The congested streets of Phnom Penh, perilous to the drivers who flood the city.
THE number of fatalities from traffic accidents is up from last year according to a temporary report from the Ministry of Interior, officials say.
"This year, traffic accident fatalities increased by 1.8 percent from last year," Keo Savin, department chief of land transportation at the Ministry of Public works, told the Post on Thursday, emphasising that these are only interim results.
According to the report, 1,545 people died in road accidents in 2007 compared with 1,572 deaths in 2008 to date.
"We always cooperate with NGOs, private companies, the public sector and citizens in order to reduce traffic accidents, and we usually broadcast to all people about the traffic law, but some of them don't care," said Keo Savin.
He said the overwhelming majority of fatalities were due to people not wearing helmets and driving drunk.
"In Cambodia, only 24 percent [of motorists] wear helmets," said Keo Savin, adding that "the accidents usually happen at nighttime because of the many drunken drivers".
Meas Channy, traffic safety officer at Handicap International, said the first seven months of 2007 saw 16,352 accidents, compared with 14,213 cases in the same period this year, according to Handicap International figures.
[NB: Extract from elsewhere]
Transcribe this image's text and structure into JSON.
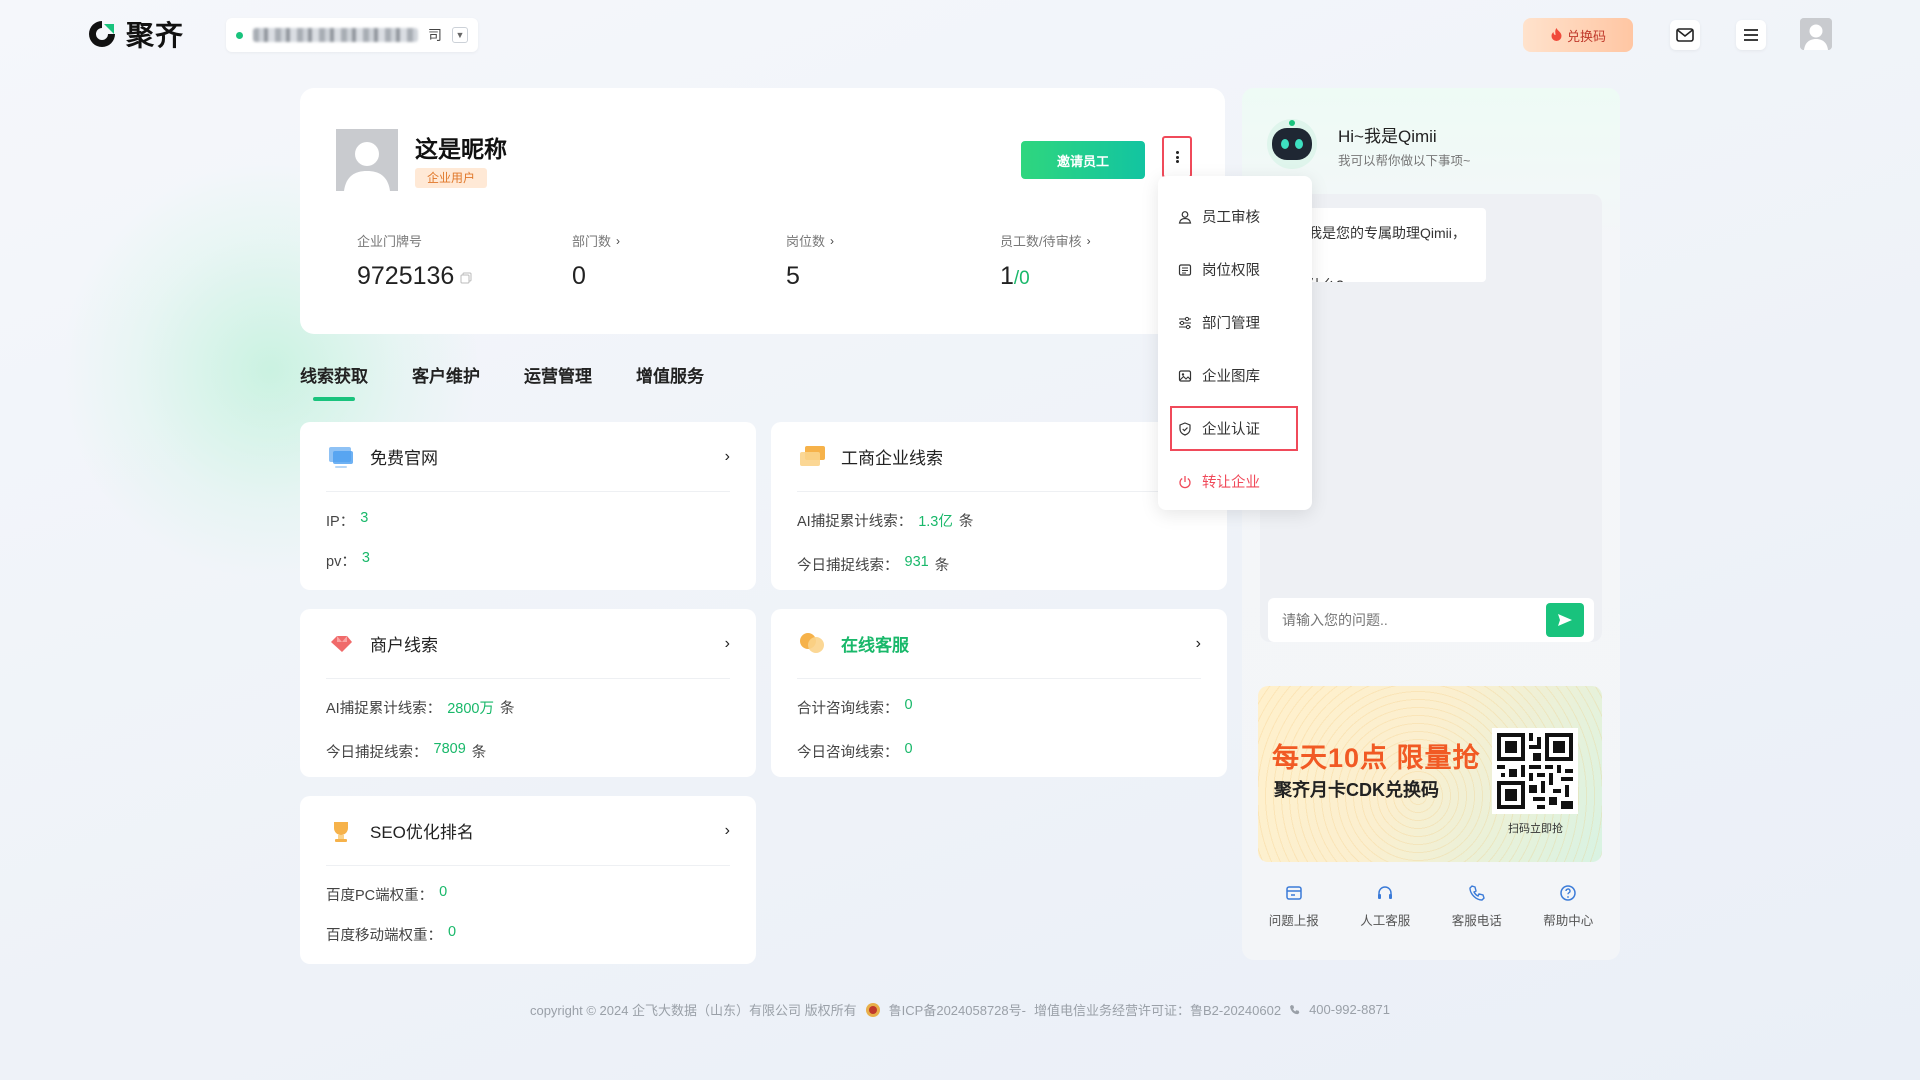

"However, the number of people who died in road accidents has increased.... More than four people now die on Cambodian roads each day," Meas Channy said.
"It is necessary for drivers to respect the traffic laws and drive carefully. If everybody can do that, the traffic accident fatalities will decline.
"I think that traffic police have to broadcast traffic laws and practice safe driving because not all people know and understand [the laws]."